We Believe That…, Proper 5 (A) – 1999
June 06, 1999
We believe that what this Gospel text is telling us is that if we want to be one of Jesus’ friends we must be sinners. In fact, Jesus said, “I did not come to the virtuous, but sinners.” Since most of us are sinners and since most of us sinners don’t really enjoy hanging out with virtuous people anyway, this is astoundingly good news.
An Episcopal priest who likes to have fun, and also likes to do personal evangelism witnessing, had a special tee shirt designed. The message on the tee shirt was in Greek. It was a quote from one of the Gospels. In English, it said, “he eats and drinks with sinners.” The priest would wear the tee shirt into bars. Inevitably, he would be asked what the language was and what it meant. It usually provoked the question, “Who eats and drinks with sinners?” The answer, of course, was “Jesus.” This led to conversations. One of the standard response lines was, “Well, if Jesus wants to eat and drink with sinners, he has come to the right place.”
But we really don’t have to go to bars to find a crowd of sinners. Most of the people we see at church pass muster with Jesus. In fact if you are not a sinner, you probably don’t belong here!
In the Gospel, Jesus called Matthew out of the customhouse to be his disciple. Matthew was a tax collector. Tax collectors, back then, were not well thought of, to say the least. When Matthew, a Jew, became a tax collector, people thought of him as a man who had given up his religious heritage to become rich. Jews were forbidden to serve the Roman government, and handling the Roman coinage shattered the ritual purity code of the Jews. Anytime you hear the phrase “tax collectors and sinners” in the Gospels, know that the lowest of the low are being named. Jesus ate dinner with them.
Eating a meal with someone is a serious sign of a relationship. In courtship, the relationship isn’t going anywhere unless the couple begins to share meals with each other. One couple described a meal they shared with a much-admired grandmother. The grandmother, in fact, prepared a feast. There were three kinds of meat. It was summer so there were fresh vegetables. There was a cake and two kinds of pie. There were hot rolls and hot corn bread. The iced tea was ready by the gallon. Since all of this was for three people, there clearly was more going on than basic nutrition. After the meal, the couple could be public about their intention to marry. The grandmother was public in her approval of the marriage. There existed a bond of mutual affection and respect between the grandmother and the prospective granddaughter-in-law. Everything was different — and better.
Jesus eats with sinners. He does that to this very day. The Holy Communion is a meal. It is a unique meal. In it, Jesus is both the host at the table and the food placed in our hands. This meal has consequences. The preparation for this meal is lavish. There are things like a “fair linen” tablecloth. There are people who take special care with the dishes for this meal. The setting for the meal is usually in a very special place. Sometimes this space is created at great expense. There is special clothing worn at this meal. Sometimes there is glorious music. Sometimes incense is used to create a special aroma. But the most costly and precious part of the preparation is the part Jesus has done.

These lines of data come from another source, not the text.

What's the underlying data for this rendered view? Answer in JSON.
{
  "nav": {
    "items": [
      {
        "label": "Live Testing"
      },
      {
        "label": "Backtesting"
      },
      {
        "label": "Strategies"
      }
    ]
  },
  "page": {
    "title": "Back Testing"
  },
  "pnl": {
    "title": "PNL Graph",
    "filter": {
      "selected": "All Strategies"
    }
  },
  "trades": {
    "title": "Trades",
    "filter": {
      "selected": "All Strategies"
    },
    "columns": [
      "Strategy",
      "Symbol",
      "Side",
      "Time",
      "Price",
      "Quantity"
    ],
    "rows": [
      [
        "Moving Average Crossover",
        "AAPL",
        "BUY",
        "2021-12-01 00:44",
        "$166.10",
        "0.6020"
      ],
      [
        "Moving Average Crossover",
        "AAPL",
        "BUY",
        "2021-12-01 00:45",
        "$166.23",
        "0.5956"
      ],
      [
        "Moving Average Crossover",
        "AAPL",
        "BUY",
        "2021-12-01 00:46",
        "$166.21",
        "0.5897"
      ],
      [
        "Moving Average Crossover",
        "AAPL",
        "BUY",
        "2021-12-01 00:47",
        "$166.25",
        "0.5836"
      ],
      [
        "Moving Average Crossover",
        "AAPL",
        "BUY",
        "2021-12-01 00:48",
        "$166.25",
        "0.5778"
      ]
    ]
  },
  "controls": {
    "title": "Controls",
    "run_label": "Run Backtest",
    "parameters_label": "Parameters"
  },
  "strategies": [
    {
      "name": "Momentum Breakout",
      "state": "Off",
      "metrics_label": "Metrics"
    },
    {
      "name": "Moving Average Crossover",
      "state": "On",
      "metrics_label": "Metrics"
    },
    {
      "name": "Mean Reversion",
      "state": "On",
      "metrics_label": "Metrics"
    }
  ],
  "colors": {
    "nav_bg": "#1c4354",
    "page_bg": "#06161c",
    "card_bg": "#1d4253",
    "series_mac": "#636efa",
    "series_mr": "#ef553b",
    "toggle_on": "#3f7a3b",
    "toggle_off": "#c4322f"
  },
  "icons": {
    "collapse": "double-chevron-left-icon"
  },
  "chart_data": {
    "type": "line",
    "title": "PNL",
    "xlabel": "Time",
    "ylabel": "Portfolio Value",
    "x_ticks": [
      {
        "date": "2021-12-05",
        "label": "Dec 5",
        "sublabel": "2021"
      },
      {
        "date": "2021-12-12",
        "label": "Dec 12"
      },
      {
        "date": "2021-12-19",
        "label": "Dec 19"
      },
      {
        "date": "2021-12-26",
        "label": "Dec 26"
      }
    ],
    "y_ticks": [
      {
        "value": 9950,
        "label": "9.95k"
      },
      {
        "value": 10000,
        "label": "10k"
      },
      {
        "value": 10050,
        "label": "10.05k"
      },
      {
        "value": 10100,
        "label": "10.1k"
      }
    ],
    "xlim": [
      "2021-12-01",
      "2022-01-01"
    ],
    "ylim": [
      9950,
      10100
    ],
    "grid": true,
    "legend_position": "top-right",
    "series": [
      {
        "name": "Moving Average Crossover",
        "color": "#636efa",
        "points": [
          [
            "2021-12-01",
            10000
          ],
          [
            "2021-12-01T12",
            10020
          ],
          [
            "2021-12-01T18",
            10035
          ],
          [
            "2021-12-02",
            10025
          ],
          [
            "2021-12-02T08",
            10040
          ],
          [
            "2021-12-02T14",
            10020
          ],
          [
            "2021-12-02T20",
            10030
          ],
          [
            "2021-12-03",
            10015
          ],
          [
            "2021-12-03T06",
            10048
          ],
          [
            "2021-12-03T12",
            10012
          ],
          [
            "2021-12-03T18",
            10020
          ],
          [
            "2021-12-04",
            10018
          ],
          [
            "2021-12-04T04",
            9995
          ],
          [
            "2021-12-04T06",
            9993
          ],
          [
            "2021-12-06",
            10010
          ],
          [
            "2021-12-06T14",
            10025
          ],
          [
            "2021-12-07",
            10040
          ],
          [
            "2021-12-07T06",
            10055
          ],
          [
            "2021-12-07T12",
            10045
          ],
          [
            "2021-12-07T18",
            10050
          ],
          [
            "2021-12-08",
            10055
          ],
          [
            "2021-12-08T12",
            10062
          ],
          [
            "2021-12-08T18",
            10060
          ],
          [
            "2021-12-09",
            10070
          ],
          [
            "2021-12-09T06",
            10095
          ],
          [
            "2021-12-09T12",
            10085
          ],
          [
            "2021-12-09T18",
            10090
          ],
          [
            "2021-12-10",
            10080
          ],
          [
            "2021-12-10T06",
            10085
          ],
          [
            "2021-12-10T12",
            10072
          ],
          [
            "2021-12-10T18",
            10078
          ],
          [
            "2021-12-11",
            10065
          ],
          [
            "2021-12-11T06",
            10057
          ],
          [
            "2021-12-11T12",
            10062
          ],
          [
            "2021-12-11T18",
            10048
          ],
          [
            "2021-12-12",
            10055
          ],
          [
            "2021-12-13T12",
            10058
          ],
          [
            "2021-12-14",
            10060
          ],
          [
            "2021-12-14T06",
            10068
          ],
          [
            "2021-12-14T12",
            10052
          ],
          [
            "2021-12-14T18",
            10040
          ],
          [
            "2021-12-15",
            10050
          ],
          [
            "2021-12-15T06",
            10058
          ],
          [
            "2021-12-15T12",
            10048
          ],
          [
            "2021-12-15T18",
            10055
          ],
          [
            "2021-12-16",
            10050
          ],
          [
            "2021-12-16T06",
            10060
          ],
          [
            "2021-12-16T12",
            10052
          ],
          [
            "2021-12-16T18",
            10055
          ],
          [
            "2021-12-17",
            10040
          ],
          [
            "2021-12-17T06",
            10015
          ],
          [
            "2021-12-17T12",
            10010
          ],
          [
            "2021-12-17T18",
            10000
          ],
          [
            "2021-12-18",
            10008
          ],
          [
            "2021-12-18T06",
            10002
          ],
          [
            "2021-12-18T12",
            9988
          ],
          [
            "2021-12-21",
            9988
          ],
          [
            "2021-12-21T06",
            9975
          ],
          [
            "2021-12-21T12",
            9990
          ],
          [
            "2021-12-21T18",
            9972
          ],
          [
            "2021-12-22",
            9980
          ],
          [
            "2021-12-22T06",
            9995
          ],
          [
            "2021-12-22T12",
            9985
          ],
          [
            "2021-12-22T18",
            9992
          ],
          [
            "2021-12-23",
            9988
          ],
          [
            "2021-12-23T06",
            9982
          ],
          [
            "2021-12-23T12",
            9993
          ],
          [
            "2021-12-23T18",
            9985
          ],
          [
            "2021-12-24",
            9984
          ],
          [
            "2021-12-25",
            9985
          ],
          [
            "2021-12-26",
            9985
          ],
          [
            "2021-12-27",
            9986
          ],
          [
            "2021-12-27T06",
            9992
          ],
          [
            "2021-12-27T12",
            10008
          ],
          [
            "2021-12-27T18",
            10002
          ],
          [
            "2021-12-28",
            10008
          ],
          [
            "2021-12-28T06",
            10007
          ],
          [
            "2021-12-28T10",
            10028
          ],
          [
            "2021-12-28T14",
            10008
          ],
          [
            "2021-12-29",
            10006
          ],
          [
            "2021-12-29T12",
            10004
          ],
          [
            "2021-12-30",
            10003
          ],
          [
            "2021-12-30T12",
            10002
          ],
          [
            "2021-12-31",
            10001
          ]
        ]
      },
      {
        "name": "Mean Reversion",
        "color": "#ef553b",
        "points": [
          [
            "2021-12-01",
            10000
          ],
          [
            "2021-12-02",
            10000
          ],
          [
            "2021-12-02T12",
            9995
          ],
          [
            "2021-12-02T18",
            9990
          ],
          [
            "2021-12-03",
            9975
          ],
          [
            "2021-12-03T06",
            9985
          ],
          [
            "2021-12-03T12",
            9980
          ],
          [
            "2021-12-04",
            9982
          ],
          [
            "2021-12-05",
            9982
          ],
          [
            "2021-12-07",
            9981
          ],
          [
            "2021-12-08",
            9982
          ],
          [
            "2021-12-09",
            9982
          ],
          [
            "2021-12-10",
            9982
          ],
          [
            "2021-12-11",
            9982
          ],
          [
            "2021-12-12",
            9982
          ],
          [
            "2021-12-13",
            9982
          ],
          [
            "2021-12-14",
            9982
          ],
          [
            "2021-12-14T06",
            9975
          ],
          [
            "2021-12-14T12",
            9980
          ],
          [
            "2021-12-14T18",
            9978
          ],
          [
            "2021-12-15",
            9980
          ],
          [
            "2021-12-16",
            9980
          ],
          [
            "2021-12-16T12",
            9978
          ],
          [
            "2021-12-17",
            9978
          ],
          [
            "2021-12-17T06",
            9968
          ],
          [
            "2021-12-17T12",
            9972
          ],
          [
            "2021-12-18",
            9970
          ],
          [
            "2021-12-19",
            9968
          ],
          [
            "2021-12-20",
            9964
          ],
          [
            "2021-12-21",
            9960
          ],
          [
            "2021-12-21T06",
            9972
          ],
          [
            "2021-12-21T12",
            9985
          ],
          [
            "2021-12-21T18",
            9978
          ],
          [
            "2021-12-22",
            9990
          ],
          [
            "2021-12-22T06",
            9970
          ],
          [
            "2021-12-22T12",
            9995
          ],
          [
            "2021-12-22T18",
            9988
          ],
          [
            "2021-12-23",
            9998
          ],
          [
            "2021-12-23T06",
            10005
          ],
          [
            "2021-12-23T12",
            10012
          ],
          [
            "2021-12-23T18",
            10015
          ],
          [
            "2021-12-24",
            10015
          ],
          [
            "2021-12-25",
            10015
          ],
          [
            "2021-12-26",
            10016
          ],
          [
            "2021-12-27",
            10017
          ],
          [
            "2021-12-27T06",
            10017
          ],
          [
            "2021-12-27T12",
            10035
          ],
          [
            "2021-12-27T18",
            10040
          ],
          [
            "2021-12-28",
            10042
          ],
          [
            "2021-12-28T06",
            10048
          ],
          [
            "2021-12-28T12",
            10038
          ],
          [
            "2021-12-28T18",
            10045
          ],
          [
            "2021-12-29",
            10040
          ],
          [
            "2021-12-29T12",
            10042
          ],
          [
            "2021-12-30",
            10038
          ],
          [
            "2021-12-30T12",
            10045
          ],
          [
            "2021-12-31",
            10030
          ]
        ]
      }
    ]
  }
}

Jesus gave his life to create this meal. When we take the bread, we take Jesus’ body. When we take the wine, we take Jesus’ blood. Jesus gave his life to prepare the feasts of all feasts for us sinners.
And this holy meal had profound consequences. For those of us sinners who know Jesus as Savior and Lord, it is a time of joy, communion, being present with peace and love.
But it has consequences for those sinners that haven’t made it to the meal. The text ends with Jesus saying to the virtuous and ritually pure that virtue and purity aren’t the object of godly life. He quoted the prophet Hosea. In Hosea 6:6 we read, “what I want is love, not sacrifice; knowledge of God, not burnt offerings.” Jesus quoted this text. It goes along with loving your neighbor as much as you love yourself. Jesus is calling us to be a living consequence of his feast. We are to pour out the love of God on the pain of this world we live in. The feast the grandmother prepared in the story I told you had consequences. There is a lively and vital marriage. There are two children who have two children. The great great grandchildren will never know their great great grandmother in this world. But the love and faith of the grandmother has been shared down through generations. Jesus is Savior and Lord for everyone who was part of or affected by the grandmother’s feast.
They are sinners of course. But they are at the feast that Jesus eats with sinners.
If you are not at this feast, hear the call of Jesus and join in.
Don’t forget to subscribe to the Sermons That Work podcast to hear this sermon and more on your favorite podcasting app! Recordings are released the Thursday before each liturgical date.
Receive Free Weekly Sermons That Work Resources!